Source: MusicThinkTank (by Katie Woods)
The growth of streaming music services and shared playlists, and the continued strength of YouTube, unleashed new forces on the music business last year — catapulting independent artists onto the charts with growing regularity, music industry statistics show.
As the grip of the major music labels continued to loosen in the era of Pandora, Rdio and Spotify, one of the biggest indie stars, Macklemore & Ryan Lewis, saw its hit song “Thrift Shop” hit No. 1 in 2013, the first time since 1994 that a song without the backing of a major label reached the top of the charts.
The song, released in August 2012, was also the No. 2 streamed video in the first half of 2013, with 187 million streams.
The rise of streaming music services, where the major labels’ control is weaker, and the decline of FM radio, where the labels’ control is powerful, has had a clear effect on the power of indie.
In 2007, indies controlled 25.8 percent of the music business, No. 2 behind Universal Music Group’s 28.8 percent share. By June 30, 2013, indie — a universe that includes Taylor Swift, Jason Aldean, Bon Iver and Mumford & Sons — leapfrogged Universal by growing its market share to 34.5 percent, according to Nielsen SoundScan.
Universal was at 28.3 percent.
Rich Bengloff, who runs the American Association of Independent Music, believes the availability and popularity of music streaming — which grew by 24 percent in the first half of 2013, while digital sales slipped 4.6 percent in the period, its first-ever decline — is exactly why artists are opting for indie status and why their power is growing.
Not surprisingly, Pandora founder Tim Westergren has been wooing the independents. Songs from outside the major labels make up 50 percent of the content streamed on the 14-year-old service. On broadcast radio, it’s 13 percent.
“There are artists who were invisible in the music business who now get exposed to an audience that is big enough to support them,” Westergren told The Post this week. “There’s an opportunity for a really well-run band to take control of their careers.”
Pandora (which in a regulatory filing said it had 70.9 million active users as of Oct. 31, up 8 percent this year) has been working with indie artists to develop tools like letting them know where their richest concentration of fans are so they can better plan tour locations, Westergren, speaking while on vacation in Australia, said.
“Independents are supportive of Pandora because it’s a level playing field, not a walled garden,” says Westergren.
While indie artists and their labels are enjoying and cashing in during the early stages of the Pandora era, no one believes the big guys are going away.
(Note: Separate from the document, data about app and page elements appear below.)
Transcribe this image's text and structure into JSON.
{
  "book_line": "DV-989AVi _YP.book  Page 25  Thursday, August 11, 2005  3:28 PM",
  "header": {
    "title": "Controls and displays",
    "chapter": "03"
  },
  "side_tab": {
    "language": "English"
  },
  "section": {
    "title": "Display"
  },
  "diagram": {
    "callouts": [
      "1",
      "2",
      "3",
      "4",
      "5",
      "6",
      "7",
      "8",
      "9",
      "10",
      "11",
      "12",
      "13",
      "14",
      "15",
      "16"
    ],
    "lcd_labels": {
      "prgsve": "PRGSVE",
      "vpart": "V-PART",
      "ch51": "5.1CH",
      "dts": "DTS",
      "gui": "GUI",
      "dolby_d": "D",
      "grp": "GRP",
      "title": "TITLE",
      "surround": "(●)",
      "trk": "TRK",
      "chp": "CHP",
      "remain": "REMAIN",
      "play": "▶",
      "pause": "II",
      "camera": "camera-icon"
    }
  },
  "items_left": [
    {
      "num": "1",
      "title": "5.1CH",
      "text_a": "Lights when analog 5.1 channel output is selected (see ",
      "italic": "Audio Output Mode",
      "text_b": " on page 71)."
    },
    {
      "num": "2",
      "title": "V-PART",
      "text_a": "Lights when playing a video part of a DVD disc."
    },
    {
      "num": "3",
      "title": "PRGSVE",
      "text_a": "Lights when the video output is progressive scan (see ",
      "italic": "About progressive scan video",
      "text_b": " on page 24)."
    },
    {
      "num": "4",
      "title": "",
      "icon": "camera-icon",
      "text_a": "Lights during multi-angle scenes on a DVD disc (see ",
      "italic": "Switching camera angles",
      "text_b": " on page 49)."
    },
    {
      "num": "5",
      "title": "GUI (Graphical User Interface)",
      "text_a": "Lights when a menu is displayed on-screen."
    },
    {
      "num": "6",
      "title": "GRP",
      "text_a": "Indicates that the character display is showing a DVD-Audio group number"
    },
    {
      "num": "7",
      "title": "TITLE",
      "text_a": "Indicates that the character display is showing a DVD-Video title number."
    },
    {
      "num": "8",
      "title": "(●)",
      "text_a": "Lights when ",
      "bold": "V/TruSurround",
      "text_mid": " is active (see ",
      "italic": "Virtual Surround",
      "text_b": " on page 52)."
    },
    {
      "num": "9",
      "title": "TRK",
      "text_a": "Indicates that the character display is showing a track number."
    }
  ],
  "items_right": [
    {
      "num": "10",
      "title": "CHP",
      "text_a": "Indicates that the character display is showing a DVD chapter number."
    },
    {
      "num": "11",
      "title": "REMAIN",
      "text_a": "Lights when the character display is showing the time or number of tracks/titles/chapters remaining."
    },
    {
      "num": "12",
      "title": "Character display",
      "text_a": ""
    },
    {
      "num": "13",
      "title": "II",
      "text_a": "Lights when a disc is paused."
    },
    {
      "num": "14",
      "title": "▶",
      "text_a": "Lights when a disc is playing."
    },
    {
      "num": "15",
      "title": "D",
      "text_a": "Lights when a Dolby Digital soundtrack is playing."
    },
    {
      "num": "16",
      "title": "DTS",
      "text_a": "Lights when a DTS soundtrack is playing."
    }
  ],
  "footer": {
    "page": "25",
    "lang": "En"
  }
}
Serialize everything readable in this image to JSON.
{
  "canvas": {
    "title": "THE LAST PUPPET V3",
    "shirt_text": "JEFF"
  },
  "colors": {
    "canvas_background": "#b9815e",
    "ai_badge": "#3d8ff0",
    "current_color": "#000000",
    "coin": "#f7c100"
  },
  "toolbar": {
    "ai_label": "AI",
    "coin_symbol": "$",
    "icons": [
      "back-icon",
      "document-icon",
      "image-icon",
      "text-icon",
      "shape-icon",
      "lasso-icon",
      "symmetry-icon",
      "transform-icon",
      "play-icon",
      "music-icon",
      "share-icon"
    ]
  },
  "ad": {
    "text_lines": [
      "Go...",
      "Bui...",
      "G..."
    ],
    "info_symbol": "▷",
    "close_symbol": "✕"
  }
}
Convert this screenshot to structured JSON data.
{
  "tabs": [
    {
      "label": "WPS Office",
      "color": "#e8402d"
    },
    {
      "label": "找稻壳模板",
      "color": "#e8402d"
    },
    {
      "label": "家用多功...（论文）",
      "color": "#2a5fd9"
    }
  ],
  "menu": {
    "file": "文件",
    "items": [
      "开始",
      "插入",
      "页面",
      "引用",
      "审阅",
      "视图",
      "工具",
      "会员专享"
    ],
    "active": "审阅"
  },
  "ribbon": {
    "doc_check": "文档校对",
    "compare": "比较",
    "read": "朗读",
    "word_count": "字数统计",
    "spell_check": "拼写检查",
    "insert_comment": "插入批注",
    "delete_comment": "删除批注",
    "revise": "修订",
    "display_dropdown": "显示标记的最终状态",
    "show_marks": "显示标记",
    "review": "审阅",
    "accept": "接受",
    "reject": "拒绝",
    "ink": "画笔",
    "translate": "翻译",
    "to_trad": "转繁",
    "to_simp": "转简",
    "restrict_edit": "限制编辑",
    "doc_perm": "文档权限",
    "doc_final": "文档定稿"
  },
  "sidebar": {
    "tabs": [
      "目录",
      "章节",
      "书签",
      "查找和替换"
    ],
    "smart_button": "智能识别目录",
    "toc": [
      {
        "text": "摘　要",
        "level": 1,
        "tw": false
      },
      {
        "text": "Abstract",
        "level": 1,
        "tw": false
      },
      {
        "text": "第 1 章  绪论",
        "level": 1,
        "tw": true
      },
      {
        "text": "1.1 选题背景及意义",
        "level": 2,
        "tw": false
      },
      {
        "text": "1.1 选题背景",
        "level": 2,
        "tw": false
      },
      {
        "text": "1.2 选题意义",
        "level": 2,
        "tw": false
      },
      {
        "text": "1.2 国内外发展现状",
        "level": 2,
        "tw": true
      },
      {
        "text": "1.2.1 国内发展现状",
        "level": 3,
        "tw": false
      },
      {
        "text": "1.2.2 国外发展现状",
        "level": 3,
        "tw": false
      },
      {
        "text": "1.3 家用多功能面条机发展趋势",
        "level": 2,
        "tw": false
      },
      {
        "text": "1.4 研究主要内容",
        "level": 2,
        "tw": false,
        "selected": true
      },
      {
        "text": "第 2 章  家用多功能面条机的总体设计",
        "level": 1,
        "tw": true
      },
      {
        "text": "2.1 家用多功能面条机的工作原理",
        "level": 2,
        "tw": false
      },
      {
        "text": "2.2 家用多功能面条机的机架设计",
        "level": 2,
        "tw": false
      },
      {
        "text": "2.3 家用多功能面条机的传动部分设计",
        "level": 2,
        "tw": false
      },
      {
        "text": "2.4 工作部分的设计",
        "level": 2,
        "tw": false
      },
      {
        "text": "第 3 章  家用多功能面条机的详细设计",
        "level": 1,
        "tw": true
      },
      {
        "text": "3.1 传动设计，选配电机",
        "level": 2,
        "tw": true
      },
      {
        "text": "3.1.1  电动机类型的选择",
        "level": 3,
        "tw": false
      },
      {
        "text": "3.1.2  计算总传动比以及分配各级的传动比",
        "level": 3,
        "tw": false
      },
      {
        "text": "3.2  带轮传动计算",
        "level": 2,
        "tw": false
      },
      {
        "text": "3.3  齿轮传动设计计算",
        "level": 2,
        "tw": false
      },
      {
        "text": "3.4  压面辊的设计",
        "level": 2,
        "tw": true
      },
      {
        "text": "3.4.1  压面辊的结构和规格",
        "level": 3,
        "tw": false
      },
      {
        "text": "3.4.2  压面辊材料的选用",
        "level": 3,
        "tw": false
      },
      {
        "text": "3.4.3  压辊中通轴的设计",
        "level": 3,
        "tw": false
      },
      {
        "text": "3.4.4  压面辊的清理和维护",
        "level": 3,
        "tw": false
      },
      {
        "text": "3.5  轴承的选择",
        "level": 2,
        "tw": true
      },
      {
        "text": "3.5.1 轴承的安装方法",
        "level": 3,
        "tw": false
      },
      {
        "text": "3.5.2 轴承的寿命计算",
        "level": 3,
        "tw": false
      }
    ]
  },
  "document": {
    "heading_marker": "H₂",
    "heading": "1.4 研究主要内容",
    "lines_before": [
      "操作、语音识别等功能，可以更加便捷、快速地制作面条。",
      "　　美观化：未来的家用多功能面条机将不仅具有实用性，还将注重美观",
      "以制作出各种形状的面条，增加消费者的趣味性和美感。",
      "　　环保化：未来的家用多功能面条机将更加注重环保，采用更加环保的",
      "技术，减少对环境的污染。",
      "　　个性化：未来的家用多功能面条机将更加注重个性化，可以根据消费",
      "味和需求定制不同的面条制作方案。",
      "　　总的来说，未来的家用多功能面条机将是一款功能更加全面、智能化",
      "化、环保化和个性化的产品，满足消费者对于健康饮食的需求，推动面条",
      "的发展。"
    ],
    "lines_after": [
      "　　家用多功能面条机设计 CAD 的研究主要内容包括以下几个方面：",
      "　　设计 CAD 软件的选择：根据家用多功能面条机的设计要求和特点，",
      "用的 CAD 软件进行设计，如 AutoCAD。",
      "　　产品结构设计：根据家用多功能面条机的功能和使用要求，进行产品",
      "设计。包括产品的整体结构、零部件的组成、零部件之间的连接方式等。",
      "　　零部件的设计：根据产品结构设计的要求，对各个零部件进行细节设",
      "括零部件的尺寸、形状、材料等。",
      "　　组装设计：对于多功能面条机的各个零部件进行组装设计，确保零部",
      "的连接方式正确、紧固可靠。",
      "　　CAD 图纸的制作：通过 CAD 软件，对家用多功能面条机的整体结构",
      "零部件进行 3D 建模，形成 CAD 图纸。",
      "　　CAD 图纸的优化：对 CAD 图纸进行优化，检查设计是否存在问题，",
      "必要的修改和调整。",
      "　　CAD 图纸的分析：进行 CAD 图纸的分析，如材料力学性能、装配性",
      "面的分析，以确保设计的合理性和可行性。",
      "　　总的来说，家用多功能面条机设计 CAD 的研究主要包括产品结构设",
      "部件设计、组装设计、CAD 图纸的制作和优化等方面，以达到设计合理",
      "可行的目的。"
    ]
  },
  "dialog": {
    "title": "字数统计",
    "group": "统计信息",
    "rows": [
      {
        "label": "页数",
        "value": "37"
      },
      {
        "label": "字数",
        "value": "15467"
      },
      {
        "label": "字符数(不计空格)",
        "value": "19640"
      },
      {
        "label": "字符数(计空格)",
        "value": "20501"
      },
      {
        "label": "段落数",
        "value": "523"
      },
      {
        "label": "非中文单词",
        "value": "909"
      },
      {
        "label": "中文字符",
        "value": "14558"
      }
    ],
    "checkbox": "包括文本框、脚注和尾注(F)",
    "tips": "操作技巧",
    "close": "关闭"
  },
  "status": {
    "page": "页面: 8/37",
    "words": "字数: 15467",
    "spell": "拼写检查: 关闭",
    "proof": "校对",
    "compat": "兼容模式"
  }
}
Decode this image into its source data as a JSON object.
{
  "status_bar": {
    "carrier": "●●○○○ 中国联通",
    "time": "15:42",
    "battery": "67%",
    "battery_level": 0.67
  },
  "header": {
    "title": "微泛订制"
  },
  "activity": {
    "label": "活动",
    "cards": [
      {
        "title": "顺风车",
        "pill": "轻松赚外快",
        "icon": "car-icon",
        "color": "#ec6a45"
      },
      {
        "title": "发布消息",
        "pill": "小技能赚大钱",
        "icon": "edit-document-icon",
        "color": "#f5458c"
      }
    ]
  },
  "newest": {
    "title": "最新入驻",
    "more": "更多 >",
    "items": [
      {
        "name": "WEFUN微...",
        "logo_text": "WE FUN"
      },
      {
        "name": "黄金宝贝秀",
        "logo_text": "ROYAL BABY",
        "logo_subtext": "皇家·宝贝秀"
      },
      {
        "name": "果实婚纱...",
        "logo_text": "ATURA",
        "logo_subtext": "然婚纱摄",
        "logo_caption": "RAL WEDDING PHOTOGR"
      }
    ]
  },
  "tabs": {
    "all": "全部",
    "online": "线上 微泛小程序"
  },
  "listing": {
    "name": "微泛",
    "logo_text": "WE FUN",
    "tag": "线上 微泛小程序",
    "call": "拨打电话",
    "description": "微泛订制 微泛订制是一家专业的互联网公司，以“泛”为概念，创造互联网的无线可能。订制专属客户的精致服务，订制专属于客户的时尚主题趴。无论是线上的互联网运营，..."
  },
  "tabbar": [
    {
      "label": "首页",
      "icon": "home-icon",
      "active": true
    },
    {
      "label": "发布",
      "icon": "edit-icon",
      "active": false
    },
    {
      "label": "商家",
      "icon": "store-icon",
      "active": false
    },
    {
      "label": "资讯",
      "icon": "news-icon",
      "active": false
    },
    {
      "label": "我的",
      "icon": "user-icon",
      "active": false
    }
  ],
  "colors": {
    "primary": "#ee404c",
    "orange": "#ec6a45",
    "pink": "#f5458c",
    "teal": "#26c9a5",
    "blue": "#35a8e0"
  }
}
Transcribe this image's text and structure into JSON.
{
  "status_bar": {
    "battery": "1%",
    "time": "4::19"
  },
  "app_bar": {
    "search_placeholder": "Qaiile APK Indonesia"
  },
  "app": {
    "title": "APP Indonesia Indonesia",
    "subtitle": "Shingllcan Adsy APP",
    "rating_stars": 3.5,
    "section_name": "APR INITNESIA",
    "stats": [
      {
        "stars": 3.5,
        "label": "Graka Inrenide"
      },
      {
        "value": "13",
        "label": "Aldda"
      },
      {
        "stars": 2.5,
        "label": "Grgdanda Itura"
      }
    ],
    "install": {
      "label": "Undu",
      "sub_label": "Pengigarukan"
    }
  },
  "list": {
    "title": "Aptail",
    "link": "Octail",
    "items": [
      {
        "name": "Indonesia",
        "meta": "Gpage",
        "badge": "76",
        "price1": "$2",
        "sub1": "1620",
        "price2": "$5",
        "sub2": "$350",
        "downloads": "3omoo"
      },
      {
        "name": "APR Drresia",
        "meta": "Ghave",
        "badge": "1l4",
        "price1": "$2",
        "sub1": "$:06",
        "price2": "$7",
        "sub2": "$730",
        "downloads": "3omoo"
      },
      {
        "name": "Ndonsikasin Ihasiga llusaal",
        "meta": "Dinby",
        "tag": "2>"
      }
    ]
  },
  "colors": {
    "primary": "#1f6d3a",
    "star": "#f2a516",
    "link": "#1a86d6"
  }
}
Indies are still tied to the big labels for distribution. Macklemore & Lewis is aided by Warner Music’s Alternate Distribution Alliance.
And the majors, seeing the rise of indie labels, have been gobbling up some of the more successful ones.
Source: NY Post (by Claire Atkinson)